Rich Aucoin, flanked by live drummer Joel Waddell, quickly turned the early night crowd into a huge dance party; within two songs of his short set, he had the entire crowd singing and dancing along. Aucoin jumped down into the crowd during the chorus to every song, his heavy beats and inventive sampling left to play onstage as he caroused through the crowd. His clever visual display behind him sequenced nicely to his set, combining inspirational YouTube videos with his posi-lyrical slogans. When he threw a giant parachute into the crowd for us all to duck and dance under ("Keep pulling it," he shouted, "it's big enough to cover the whole crowd."), it's easy to see why Aucoin is known as one of the best live acts in Canada. Gimmicky or not, Aucoin knows how to create a genuinely exciting live experience, and has the music to back it up.

Always happy to play for his home crowd, Hot Hot Heat leader Steve Bays and his Mounties hit the stage with smiles beaming. Bays and drummer/vocalist Hawksley Workman had a big hug front of stage before getting down to business with guitarist Ryan Dahle (Limblifter), bassist/multi-instrumentalist Parker Bossley (Fake Shark Real Zombie), and extra percussionists and guitarists.

Live, Mounties are a huge, sprawling rock band more than the new wave/indie rock of their debut album. Workman drives the band with his drumming bombast, channeling his inner Keith Moon while adding his patented high-pitched vocal prowess. Bays, Dahle and Bossley give their all, too, harmonizing each vocal line like it was their last and playing their instruments with equal aplomb. Tracks from their debut album, such as "Headphones" (which got the whole crowd into a huge singalong), "If This Dance Catches On" and "Tokyo Summer" were given completely different treatments live, like twisted, beastly, proggy versions of the album tracks.

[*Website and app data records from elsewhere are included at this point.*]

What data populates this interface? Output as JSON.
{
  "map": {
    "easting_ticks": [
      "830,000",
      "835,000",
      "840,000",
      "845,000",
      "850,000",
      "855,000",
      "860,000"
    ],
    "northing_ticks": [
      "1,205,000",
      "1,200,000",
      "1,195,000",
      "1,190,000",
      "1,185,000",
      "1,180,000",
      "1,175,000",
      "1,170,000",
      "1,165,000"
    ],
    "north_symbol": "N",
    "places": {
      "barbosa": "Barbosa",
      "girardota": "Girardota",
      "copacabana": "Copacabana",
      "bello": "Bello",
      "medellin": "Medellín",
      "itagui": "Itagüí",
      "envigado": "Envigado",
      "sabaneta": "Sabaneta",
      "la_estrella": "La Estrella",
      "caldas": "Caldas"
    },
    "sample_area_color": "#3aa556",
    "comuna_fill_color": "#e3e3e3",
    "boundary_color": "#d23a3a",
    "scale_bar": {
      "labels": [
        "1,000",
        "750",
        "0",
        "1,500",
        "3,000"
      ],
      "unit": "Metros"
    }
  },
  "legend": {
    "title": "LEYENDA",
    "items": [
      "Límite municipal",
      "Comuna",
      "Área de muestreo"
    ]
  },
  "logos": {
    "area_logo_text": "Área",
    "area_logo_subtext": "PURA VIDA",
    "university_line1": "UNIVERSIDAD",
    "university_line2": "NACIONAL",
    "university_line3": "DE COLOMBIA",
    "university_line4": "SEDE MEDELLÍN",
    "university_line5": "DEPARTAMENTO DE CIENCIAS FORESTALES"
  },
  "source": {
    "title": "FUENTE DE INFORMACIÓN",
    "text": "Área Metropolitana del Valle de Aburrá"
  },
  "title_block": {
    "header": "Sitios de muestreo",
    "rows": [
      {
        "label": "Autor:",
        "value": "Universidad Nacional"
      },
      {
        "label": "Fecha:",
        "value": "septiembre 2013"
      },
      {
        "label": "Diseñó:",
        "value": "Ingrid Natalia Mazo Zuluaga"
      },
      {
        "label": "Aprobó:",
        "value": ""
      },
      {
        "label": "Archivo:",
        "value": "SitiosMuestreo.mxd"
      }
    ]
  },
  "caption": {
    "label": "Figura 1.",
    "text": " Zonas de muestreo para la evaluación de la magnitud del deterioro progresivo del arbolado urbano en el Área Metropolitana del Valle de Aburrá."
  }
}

Extended versions of Mounties' songs came across like the hippest jam band ever. Hipster jam? Is that a thing? It is now.